(Input records)
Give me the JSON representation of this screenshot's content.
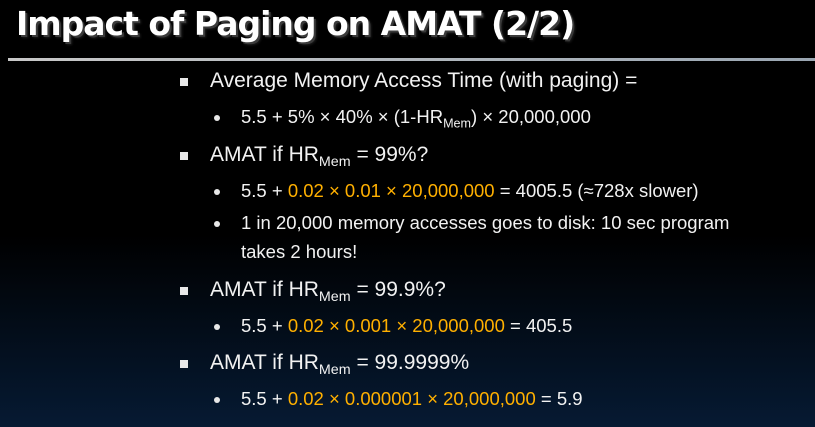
{
  "title": "Impact of Paging on AMAT (2/2)",
  "b1": {
    "text": "Average Memory Access Time (with paging) =",
    "sub": "5.5 + 5% × 40% ×  (1-HR",
    "sub_mem": "Mem",
    "sub_tail": ") × 20,000,000"
  },
  "b2": {
    "pre": "AMAT if  HR",
    "mem": "Mem",
    "post": " = 99%?",
    "s1_pre": "5.5 + ",
    "s1_hl": "0.02 × 0.01 × 20,000,000",
    "s1_post": " = 4005.5  (≈728x slower)",
    "s2_line1": "1 in 20,000 memory accesses goes to disk: 10 sec program",
    "s2_line2": "takes 2 hours!"
  },
  "b3": {
    "pre": "AMAT if  HR",
    "mem": "Mem",
    "post": " = 99.9%?",
    "s1_pre": "5.5 + ",
    "s1_hl": "0.02 × 0.001 × 20,000,000",
    "s1_post": " = 405.5"
  },
  "b4": {
    "pre": "AMAT if HR",
    "mem": "Mem",
    "post": " = 99.9999%",
    "s1_pre": "5.5 + ",
    "s1_hl": "0.02 × 0.000001 × 20,000,000",
    "s1_post": " = 5.9"
  }
}
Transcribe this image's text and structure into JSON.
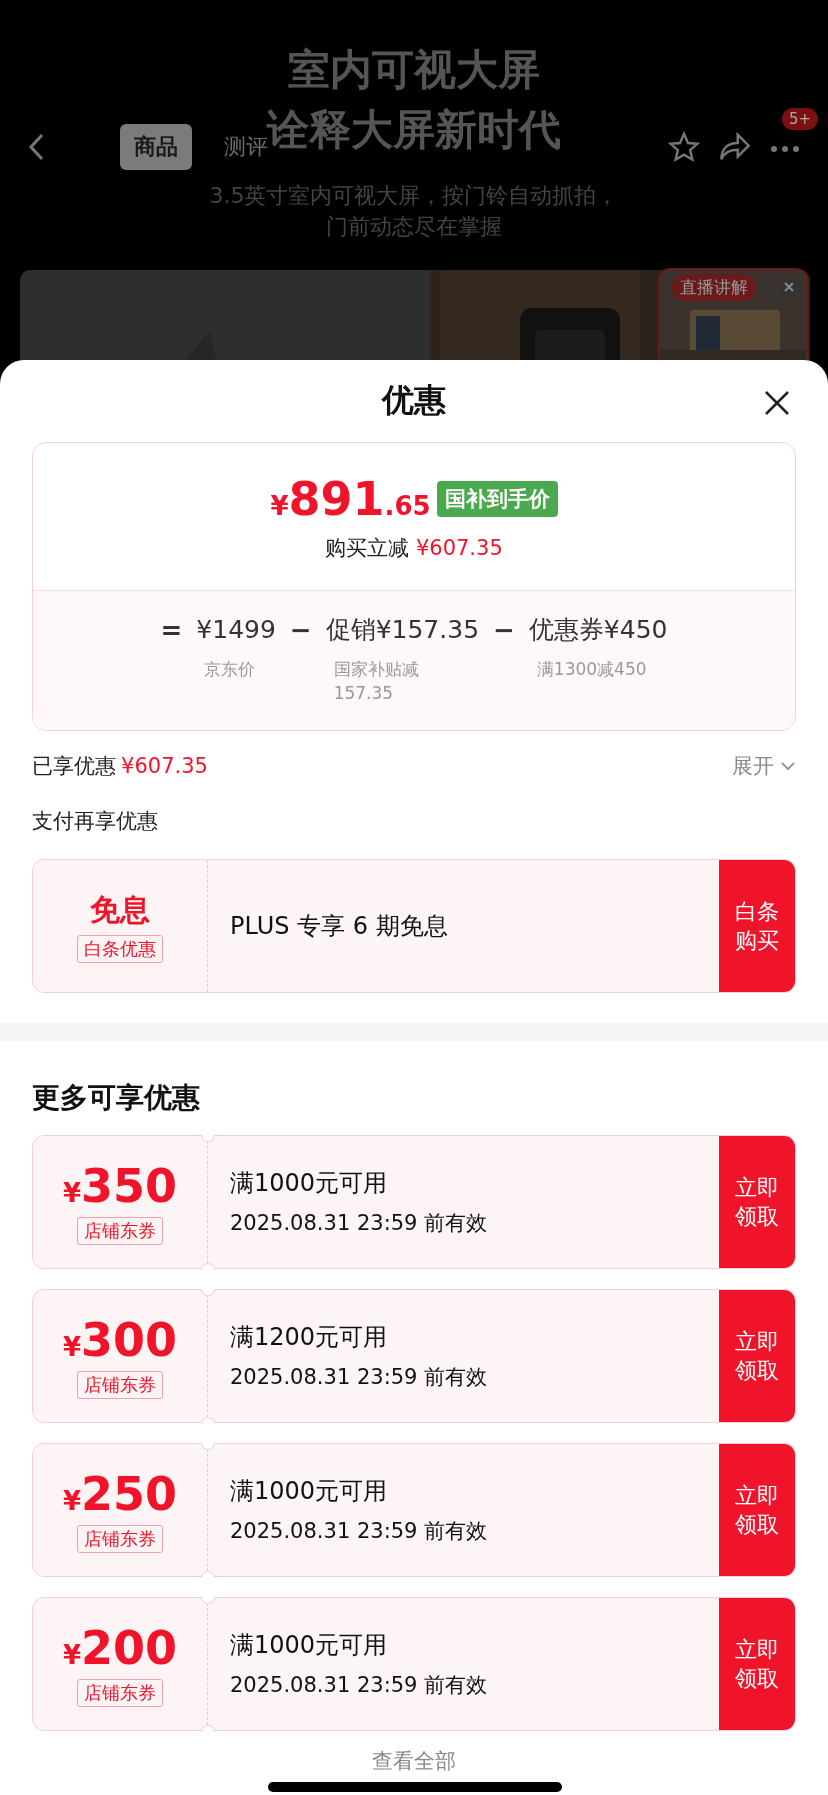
{
  "background": {
    "headline": [
      "室内可视大屏",
      "诠释大屏新时代"
    ],
    "tabs": [
      {
        "label": "商品",
        "selected": true
      },
      {
        "label": "测评",
        "selected": false
      }
    ],
    "badge": "5+",
    "subtitle": [
      "3.5英寸室内可视大屏，按门铃自动抓拍，",
      "门前动态尽在掌握"
    ],
    "live": {
      "label": "直播讲解"
    }
  },
  "sheet": {
    "title": "优惠",
    "price": {
      "currency": "¥",
      "integer": "891",
      "decimal": ".65",
      "tag": "国补到手价",
      "reduction_label": "购买立减",
      "reduction": "¥607.35"
    },
    "breakdown": [
      {
        "kind": "operator",
        "text": "="
      },
      {
        "kind": "term",
        "amount": "¥1499",
        "note": [
          "京东价"
        ]
      },
      {
        "kind": "operator",
        "text": "−"
      },
      {
        "kind": "term",
        "amount": "促销¥157.35",
        "note": [
          "国家补贴减",
          "157.35"
        ]
      },
      {
        "kind": "operator",
        "text": "−"
      },
      {
        "kind": "term",
        "amount": "优惠券¥450",
        "note": [
          "满1300减450"
        ]
      }
    ],
    "enjoyed": {
      "label": "已享优惠",
      "amount": "¥607.35",
      "toggle": "展开",
      "expanded": false
    },
    "pay": {
      "title": "支付再享优惠",
      "offer": {
        "headline": "免息",
        "tag": "白条优惠",
        "text": "PLUS 专享 6 期免息",
        "action": "白条购买"
      }
    },
    "more": {
      "title": "更多可享优惠",
      "coupons": [
        {
          "currency": "¥",
          "amount": "350",
          "tag": "店铺东券",
          "condition": "满1000元可用",
          "validity": "2025.08.31 23:59 前有效",
          "action": "立即领取"
        },
        {
          "currency": "¥",
          "amount": "300",
          "tag": "店铺东券",
          "condition": "满1200元可用",
          "validity": "2025.08.31 23:59 前有效",
          "action": "立即领取"
        },
        {
          "currency": "¥",
          "amount": "250",
          "tag": "店铺东券",
          "condition": "满1000元可用",
          "validity": "2025.08.31 23:59 前有效",
          "action": "立即领取"
        },
        {
          "currency": "¥",
          "amount": "200",
          "tag": "店铺东券",
          "condition": "满1000元可用",
          "validity": "2025.08.31 23:59 前有效",
          "action": "立即领取"
        }
      ],
      "view_all": "查看全部"
    }
  }
}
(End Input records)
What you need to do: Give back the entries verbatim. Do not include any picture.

Solution:
Give me the JSON representation of this screenshot's content.
{
  "title": "Impact of Paging on AMAT (2/2)",
  "b1": {
    "text": "Average Memory Access Time (with paging) =",
    "sub": "5.5 + 5% × 40% ×  (1-HR",
    "sub_mem": "Mem",
    "sub_tail": ") × 20,000,000"
  },
  "b2": {
    "pre": "AMAT if  HR",
    "mem": "Mem",
    "post": " = 99%?",
    "s1_pre": "5.5 + ",
    "s1_hl": "0.02 × 0.01 × 20,000,000",
    "s1_post": " = 4005.5  (≈728x slower)",
    "s2_line1": "1 in 20,000 memory accesses goes to disk: 10 sec program",
    "s2_line2": "takes 2 hours!"
  },
  "b3": {
    "pre": "AMAT if  HR",
    "mem": "Mem",
    "post": " = 99.9%?",
    "s1_pre": "5.5 + ",
    "s1_hl": "0.02 × 0.001 × 20,000,000",
    "s1_post": " = 405.5"
  },
  "b4": {
    "pre": "AMAT if HR",
    "mem": "Mem",
    "post": " = 99.9999%",
    "s1_pre": "5.5 + ",
    "s1_hl": "0.02 × 0.000001 × 20,000,000",
    "s1_post": " = 5.9"
  }
}
Transcribe this image's text and structure into JSON.
{
  "background": {
    "headline": [
      "室内可视大屏",
      "诠释大屏新时代"
    ],
    "tabs": [
      {
        "label": "商品",
        "selected": true
      },
      {
        "label": "测评",
        "selected": false
      }
    ],
    "badge": "5+",
    "subtitle": [
      "3.5英寸室内可视大屏，按门铃自动抓拍，",
      "门前动态尽在掌握"
    ],
    "live": {
      "label": "直播讲解"
    }
  },
  "sheet": {
    "title": "优惠",
    "price": {
      "currency": "¥",
      "integer": "891",
      "decimal": ".65",
      "tag": "国补到手价",
      "reduction_label": "购买立减",
      "reduction": "¥607.35"
    },
    "breakdown": [
      {
        "kind": "operator",
        "text": "="
      },
      {
        "kind": "term",
        "amount": "¥1499",
        "note": [
          "京东价"
        ]
      },
      {
        "kind": "operator",
        "text": "−"
      },
      {
        "kind": "term",
        "amount": "促销¥157.35",
        "note": [
          "国家补贴减",
          "157.35"
        ]
      },
      {
        "kind": "operator",
        "text": "−"
      },
      {
        "kind": "term",
        "amount": "优惠券¥450",
        "note": [
          "满1300减450"
        ]
      }
    ],
    "enjoyed": {
      "label": "已享优惠",
      "amount": "¥607.35",
      "toggle": "展开",
      "expanded": false
    },
    "pay": {
      "title": "支付再享优惠",
      "offer": {
        "headline": "免息",
        "tag": "白条优惠",
        "text": "PLUS 专享 6 期免息",
        "action": "白条购买"
      }
    },
    "more": {
      "title": "更多可享优惠",
      "coupons": [
        {
          "currency": "¥",
          "amount": "350",
          "tag": "店铺东券",
          "condition": "满1000元可用",
          "validity": "2025.08.31 23:59 前有效",
          "action": "立即领取"
        },
        {
          "currency": "¥",
          "amount": "300",
          "tag": "店铺东券",
          "condition": "满1200元可用",
          "validity": "2025.08.31 23:59 前有效",
          "action": "立即领取"
        },
        {
          "currency": "¥",
          "amount": "250",
          "tag": "店铺东券",
          "condition": "满1000元可用",
          "validity": "2025.08.31 23:59 前有效",
          "action": "立即领取"
        },
        {
          "currency": "¥",
          "amount": "200",
          "tag": "店铺东券",
          "condition": "满1000元可用",
          "validity": "2025.08.31 23:59 前有效",
          "action": "立即领取"
        }
      ],
      "view_all": "查看全部"
    }
  }
}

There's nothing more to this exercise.